(Interface dataset entries)
******************************

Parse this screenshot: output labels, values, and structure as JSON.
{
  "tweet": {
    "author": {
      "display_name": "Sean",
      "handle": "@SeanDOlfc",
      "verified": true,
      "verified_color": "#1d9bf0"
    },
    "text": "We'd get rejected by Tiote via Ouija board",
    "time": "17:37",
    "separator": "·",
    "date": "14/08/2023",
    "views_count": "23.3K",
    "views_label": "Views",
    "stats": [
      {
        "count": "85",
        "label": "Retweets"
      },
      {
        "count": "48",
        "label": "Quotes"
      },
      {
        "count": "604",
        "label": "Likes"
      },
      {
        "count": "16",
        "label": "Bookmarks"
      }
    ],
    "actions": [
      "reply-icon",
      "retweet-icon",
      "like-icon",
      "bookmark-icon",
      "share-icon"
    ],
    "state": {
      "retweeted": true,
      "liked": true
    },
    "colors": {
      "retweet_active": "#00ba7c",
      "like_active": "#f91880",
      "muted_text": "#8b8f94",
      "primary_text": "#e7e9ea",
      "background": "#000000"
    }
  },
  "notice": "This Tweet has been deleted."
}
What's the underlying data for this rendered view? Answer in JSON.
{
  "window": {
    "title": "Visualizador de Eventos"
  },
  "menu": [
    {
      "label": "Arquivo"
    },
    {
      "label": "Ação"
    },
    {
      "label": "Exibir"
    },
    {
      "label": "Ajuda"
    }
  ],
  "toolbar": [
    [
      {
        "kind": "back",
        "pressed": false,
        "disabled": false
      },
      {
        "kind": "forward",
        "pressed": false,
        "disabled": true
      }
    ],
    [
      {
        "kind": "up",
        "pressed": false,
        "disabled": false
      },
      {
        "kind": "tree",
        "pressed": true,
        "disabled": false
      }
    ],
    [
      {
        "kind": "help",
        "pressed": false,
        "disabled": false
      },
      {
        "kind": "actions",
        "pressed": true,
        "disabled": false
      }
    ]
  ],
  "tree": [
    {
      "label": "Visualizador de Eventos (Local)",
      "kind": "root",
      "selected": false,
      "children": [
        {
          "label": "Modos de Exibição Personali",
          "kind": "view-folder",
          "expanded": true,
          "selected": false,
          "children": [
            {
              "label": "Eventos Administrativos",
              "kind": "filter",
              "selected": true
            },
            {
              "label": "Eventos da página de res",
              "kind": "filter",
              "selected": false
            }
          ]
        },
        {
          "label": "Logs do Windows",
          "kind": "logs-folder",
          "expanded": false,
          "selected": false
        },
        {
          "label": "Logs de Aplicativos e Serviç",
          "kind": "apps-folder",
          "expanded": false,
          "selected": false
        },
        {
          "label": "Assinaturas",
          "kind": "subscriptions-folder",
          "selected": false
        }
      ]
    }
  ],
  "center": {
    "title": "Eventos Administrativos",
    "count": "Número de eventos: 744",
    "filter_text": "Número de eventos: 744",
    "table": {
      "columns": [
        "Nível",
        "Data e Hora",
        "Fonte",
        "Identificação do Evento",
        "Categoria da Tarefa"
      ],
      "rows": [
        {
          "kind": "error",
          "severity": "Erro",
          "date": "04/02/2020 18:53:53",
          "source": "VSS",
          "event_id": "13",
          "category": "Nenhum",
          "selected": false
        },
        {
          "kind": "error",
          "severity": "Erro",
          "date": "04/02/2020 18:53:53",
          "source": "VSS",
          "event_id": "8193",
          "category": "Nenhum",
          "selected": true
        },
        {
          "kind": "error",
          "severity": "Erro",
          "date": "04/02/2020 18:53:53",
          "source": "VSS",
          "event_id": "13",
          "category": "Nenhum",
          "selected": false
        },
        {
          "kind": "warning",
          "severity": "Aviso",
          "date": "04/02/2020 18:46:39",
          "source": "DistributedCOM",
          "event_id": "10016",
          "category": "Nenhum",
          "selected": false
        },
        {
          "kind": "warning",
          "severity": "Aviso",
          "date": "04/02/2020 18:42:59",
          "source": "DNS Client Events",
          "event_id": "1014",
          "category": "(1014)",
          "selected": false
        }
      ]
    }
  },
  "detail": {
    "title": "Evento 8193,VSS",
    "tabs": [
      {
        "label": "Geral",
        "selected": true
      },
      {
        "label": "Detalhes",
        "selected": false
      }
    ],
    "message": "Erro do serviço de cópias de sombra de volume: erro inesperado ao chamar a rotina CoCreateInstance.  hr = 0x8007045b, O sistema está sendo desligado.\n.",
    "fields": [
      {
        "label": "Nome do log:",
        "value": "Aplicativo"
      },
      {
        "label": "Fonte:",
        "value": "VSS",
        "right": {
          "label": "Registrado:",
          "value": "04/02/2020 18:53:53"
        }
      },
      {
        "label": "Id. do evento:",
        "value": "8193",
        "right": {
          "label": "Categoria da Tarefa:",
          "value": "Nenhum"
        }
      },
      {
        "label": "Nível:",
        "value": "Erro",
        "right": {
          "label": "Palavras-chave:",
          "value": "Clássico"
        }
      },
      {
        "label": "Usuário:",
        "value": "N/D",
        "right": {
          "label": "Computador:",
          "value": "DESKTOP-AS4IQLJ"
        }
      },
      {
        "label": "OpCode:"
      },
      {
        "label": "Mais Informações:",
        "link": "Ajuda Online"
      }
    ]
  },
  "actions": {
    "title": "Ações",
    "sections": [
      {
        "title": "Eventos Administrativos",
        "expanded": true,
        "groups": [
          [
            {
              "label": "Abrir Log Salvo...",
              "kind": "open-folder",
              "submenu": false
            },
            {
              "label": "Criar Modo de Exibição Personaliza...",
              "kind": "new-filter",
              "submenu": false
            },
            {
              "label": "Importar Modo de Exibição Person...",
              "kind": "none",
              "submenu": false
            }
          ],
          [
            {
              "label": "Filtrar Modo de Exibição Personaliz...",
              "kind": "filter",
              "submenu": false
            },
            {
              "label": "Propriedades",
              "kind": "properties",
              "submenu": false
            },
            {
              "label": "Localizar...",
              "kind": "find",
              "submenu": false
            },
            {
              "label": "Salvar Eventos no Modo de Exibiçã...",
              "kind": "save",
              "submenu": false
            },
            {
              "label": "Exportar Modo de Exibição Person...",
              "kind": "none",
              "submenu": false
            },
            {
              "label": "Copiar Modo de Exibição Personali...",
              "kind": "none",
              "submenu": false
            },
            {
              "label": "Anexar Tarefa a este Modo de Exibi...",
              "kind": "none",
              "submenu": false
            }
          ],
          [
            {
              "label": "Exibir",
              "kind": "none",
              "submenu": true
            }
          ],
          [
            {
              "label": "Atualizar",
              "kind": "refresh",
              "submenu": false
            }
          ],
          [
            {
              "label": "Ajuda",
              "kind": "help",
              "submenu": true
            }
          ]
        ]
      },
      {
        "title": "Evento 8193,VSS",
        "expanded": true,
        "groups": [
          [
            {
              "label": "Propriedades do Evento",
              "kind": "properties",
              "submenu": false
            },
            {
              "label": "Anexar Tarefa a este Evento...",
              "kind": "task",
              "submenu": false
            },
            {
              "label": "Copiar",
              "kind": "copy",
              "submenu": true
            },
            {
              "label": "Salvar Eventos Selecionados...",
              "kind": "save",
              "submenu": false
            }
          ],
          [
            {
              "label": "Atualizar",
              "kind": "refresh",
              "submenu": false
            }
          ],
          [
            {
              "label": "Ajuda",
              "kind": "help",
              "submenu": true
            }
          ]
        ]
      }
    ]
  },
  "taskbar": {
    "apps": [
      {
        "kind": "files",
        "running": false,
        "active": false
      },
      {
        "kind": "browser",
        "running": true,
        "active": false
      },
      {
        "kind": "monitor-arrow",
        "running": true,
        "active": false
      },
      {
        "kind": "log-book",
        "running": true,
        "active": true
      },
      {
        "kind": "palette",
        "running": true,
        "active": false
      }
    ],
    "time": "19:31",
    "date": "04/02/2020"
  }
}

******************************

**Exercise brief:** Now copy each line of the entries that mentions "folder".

**Solution:**
          "kind": "view-folder",
          "kind": "logs-folder",
          "kind": "apps-folder",
          "kind": "subscriptions-folder",
              "kind": "open-folder",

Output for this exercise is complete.